Requirement
Output each entry below as it stands, leaving out every picture.

Interface dataset entries
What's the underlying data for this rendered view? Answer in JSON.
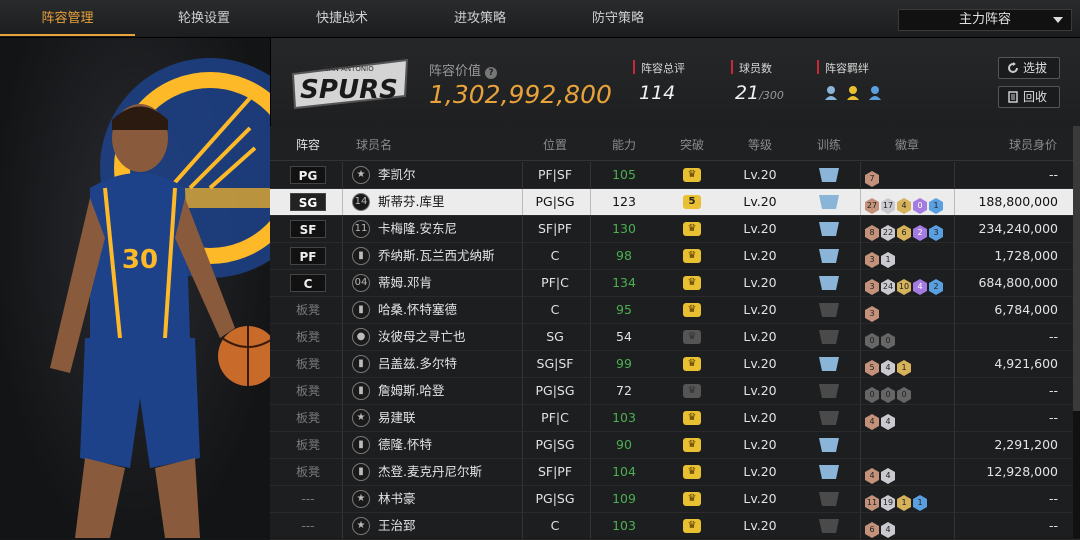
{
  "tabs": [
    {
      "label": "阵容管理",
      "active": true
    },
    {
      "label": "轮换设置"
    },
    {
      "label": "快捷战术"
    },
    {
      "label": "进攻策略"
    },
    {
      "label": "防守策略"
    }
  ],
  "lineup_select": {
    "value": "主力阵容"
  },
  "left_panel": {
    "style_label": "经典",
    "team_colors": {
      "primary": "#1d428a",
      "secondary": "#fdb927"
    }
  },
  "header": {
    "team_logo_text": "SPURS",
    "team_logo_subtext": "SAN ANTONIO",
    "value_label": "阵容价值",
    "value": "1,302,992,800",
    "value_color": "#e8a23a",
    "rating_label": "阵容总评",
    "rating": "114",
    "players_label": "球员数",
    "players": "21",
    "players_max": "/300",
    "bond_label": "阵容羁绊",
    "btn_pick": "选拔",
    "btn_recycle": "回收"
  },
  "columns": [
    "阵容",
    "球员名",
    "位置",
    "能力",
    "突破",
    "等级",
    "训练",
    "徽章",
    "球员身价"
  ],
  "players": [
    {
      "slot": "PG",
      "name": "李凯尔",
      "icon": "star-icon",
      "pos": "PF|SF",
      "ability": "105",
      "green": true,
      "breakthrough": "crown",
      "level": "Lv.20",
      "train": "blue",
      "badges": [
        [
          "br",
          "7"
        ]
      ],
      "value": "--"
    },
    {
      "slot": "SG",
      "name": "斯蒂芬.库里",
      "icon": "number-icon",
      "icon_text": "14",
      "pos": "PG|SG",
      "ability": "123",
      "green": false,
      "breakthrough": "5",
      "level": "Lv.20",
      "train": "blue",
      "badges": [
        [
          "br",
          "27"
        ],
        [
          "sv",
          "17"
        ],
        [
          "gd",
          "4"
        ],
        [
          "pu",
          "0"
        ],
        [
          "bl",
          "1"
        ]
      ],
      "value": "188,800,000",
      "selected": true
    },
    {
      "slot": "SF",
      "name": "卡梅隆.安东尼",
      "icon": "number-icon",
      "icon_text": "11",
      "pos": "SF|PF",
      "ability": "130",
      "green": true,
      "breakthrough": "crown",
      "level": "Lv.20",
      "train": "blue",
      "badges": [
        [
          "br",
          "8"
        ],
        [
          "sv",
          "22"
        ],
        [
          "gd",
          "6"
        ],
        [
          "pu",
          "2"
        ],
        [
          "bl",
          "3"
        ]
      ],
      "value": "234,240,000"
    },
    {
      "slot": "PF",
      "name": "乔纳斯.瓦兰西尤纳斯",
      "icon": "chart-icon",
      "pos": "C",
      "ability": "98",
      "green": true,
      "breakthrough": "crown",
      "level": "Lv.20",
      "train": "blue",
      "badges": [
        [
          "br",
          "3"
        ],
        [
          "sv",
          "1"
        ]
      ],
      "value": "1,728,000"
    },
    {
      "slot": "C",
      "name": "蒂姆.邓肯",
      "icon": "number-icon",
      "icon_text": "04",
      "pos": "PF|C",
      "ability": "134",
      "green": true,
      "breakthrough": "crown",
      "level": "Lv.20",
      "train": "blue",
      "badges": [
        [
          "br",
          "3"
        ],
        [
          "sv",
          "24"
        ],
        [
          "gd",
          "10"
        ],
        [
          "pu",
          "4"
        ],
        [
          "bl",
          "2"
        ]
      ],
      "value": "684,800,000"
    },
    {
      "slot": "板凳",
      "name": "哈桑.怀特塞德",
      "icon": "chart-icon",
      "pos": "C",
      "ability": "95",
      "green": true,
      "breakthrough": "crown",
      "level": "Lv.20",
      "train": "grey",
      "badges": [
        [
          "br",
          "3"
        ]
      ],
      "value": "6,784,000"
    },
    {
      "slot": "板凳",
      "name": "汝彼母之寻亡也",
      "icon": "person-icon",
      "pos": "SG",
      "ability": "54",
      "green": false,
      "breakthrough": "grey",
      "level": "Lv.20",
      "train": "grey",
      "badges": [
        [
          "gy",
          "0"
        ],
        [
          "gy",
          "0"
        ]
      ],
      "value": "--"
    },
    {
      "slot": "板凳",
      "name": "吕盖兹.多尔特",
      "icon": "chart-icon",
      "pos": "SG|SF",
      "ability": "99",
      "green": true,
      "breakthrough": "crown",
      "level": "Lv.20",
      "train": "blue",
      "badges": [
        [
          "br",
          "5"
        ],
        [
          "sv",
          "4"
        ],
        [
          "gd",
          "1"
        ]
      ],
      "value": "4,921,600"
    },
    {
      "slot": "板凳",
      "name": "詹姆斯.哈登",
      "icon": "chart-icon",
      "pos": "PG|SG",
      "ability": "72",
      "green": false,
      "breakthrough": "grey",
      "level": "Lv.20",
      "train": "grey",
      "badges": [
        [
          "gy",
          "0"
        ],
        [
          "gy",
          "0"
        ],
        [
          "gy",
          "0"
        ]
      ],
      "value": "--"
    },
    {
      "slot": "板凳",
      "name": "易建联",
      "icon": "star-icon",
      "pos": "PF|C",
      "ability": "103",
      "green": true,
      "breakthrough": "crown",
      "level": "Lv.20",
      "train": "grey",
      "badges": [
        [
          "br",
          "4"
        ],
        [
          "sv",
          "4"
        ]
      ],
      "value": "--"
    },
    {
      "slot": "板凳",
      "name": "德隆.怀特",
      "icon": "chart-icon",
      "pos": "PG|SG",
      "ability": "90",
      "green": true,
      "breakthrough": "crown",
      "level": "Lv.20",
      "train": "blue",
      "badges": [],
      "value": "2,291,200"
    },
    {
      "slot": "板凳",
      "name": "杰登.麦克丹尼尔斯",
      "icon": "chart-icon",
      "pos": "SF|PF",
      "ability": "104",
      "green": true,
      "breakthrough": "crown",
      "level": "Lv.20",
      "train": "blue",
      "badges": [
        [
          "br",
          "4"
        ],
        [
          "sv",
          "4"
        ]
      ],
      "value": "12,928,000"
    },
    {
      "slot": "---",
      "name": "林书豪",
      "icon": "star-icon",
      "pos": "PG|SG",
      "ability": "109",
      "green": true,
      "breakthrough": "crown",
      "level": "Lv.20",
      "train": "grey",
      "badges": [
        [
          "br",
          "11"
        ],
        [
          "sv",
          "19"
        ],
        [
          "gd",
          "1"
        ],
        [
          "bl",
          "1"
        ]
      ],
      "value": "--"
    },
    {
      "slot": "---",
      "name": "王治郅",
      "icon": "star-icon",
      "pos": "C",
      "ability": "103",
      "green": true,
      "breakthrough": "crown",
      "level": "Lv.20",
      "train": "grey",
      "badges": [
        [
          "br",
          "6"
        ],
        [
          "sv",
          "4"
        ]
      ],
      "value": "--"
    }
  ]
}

Final answer
What's the underlying data for this rendered view? Answer in JSON.
{
  "tabs": [
    {
      "label": "阵容管理",
      "active": true
    },
    {
      "label": "轮换设置"
    },
    {
      "label": "快捷战术"
    },
    {
      "label": "进攻策略"
    },
    {
      "label": "防守策略"
    }
  ],
  "lineup_select": {
    "value": "主力阵容"
  },
  "left_panel": {
    "style_label": "经典",
    "team_colors": {
      "primary": "#1d428a",
      "secondary": "#fdb927"
    }
  },
  "header": {
    "team_logo_text": "SPURS",
    "team_logo_subtext": "SAN ANTONIO",
    "value_label": "阵容价值",
    "value": "1,302,992,800",
    "value_color": "#e8a23a",
    "rating_label": "阵容总评",
    "rating": "114",
    "players_label": "球员数",
    "players": "21",
    "players_max": "/300",
    "bond_label": "阵容羁绊",
    "btn_pick": "选拔",
    "btn_recycle": "回收"
  },
  "columns": [
    "阵容",
    "球员名",
    "位置",
    "能力",
    "突破",
    "等级",
    "训练",
    "徽章",
    "球员身价"
  ],
  "players": [
    {
      "slot": "PG",
      "name": "李凯尔",
      "icon": "star-icon",
      "pos": "PF|SF",
      "ability": "105",
      "green": true,
      "breakthrough": "crown",
      "level": "Lv.20",
      "train": "blue",
      "badges": [
        [
          "br",
          "7"
        ]
      ],
      "value": "--"
    },
    {
      "slot": "SG",
      "name": "斯蒂芬.库里",
      "icon": "number-icon",
      "icon_text": "14",
      "pos": "PG|SG",
      "ability": "123",
      "green": false,
      "breakthrough": "5",
      "level": "Lv.20",
      "train": "blue",
      "badges": [
        [
          "br",
          "27"
        ],
        [
          "sv",
          "17"
        ],
        [
          "gd",
          "4"
        ],
        [
          "pu",
          "0"
        ],
        [
          "bl",
          "1"
        ]
      ],
      "value": "188,800,000",
      "selected": true
    },
    {
      "slot": "SF",
      "name": "卡梅隆.安东尼",
      "icon": "number-icon",
      "icon_text": "11",
      "pos": "SF|PF",
      "ability": "130",
      "green": true,
      "breakthrough": "crown",
      "level": "Lv.20",
      "train": "blue",
      "badges": [
        [
          "br",
          "8"
        ],
        [
          "sv",
          "22"
        ],
        [
          "gd",
          "6"
        ],
        [
          "pu",
          "2"
        ],
        [
          "bl",
          "3"
        ]
      ],
      "value": "234,240,000"
    },
    {
      "slot": "PF",
      "name": "乔纳斯.瓦兰西尤纳斯",
      "icon": "chart-icon",
      "pos": "C",
      "ability": "98",
      "green": true,
      "breakthrough": "crown",
      "level": "Lv.20",
      "train": "blue",
      "badges": [
        [
          "br",
          "3"
        ],
        [
          "sv",
          "1"
        ]
      ],
      "value": "1,728,000"
    },
    {
      "slot": "C",
      "name": "蒂姆.邓肯",
      "icon": "number-icon",
      "icon_text": "04",
      "pos": "PF|C",
      "ability": "134",
      "green": true,
      "breakthrough": "crown",
      "level": "Lv.20",
      "train": "blue",
      "badges": [
        [
          "br",
          "3"
        ],
        [
          "sv",
          "24"
        ],
        [
          "gd",
          "10"
        ],
        [
          "pu",
          "4"
        ],
        [
          "bl",
          "2"
        ]
      ],
      "value": "684,800,000"
    },
    {
      "slot": "板凳",
      "name": "哈桑.怀特塞德",
      "icon": "chart-icon",
      "pos": "C",
      "ability": "95",
      "green": true,
      "breakthrough": "crown",
      "level": "Lv.20",
      "train": "grey",
      "badges": [
        [
          "br",
          "3"
        ]
      ],
      "value": "6,784,000"
    },
    {
      "slot": "板凳",
      "name": "汝彼母之寻亡也",
      "icon": "person-icon",
      "pos": "SG",
      "ability": "54",
      "green": false,
      "breakthrough": "grey",
      "level": "Lv.20",
      "train": "grey",
      "badges": [
        [
          "gy",
          "0"
        ],
        [
          "gy",
          "0"
        ]
      ],
      "value": "--"
    },
    {
      "slot": "板凳",
      "name": "吕盖兹.多尔特",
      "icon": "chart-icon",
      "pos": "SG|SF",
      "ability": "99",
      "green": true,
      "breakthrough": "crown",
      "level": "Lv.20",
      "train": "blue",
      "badges": [
        [
          "br",
          "5"
        ],
        [
          "sv",
          "4"
        ],
        [
          "gd",
          "1"
        ]
      ],
      "value": "4,921,600"
    },
    {
      "slot": "板凳",
      "name": "詹姆斯.哈登",
      "icon": "chart-icon",
      "pos": "PG|SG",
      "ability": "72",
      "green": false,
      "breakthrough": "grey",
      "level": "Lv.20",
      "train": "grey",
      "badges": [
        [
          "gy",
          "0"
        ],
        [
          "gy",
          "0"
        ],
        [
          "gy",
          "0"
        ]
      ],
      "value": "--"
    },
    {
      "slot": "板凳",
      "name": "易建联",
      "icon": "star-icon",
      "pos": "PF|C",
      "ability": "103",
      "green": true,
      "breakthrough": "crown",
      "level": "Lv.20",
      "train": "grey",
      "badges": [
        [
          "br",
          "4"
        ],
        [
          "sv",
          "4"
        ]
      ],
      "value": "--"
    },
    {
      "slot": "板凳",
      "name": "德隆.怀特",
      "icon": "chart-icon",
      "pos": "PG|SG",
      "ability": "90",
      "green": true,
      "breakthrough": "crown",
      "level": "Lv.20",
      "train": "blue",
      "badges": [],
      "value": "2,291,200"
    },
    {
      "slot": "板凳",
      "name": "杰登.麦克丹尼尔斯",
      "icon": "chart-icon",
      "pos": "SF|PF",
      "ability": "104",
      "green": true,
      "breakthrough": "crown",
      "level": "Lv.20",
      "train": "blue",
      "badges": [
        [
          "br",
          "4"
        ],
        [
          "sv",
          "4"
        ]
      ],
      "value": "12,928,000"
    },
    {
      "slot": "---",
      "name": "林书豪",
      "icon": "star-icon",
      "pos": "PG|SG",
      "ability": "109",
      "green": true,
      "breakthrough": "crown",
      "level": "Lv.20",
      "train": "grey",
      "badges": [
        [
          "br",
          "11"
        ],
        [
          "sv",
          "19"
        ],
        [
          "gd",
          "1"
        ],
        [
          "bl",
          "1"
        ]
      ],
      "value": "--"
    },
    {
      "slot": "---",
      "name": "王治郅",
      "icon": "star-icon",
      "pos": "C",
      "ability": "103",
      "green": true,
      "breakthrough": "crown",
      "level": "Lv.20",
      "train": "grey",
      "badges": [
        [
          "br",
          "6"
        ],
        [
          "sv",
          "4"
        ]
      ],
      "value": "--"
    }
  ]
}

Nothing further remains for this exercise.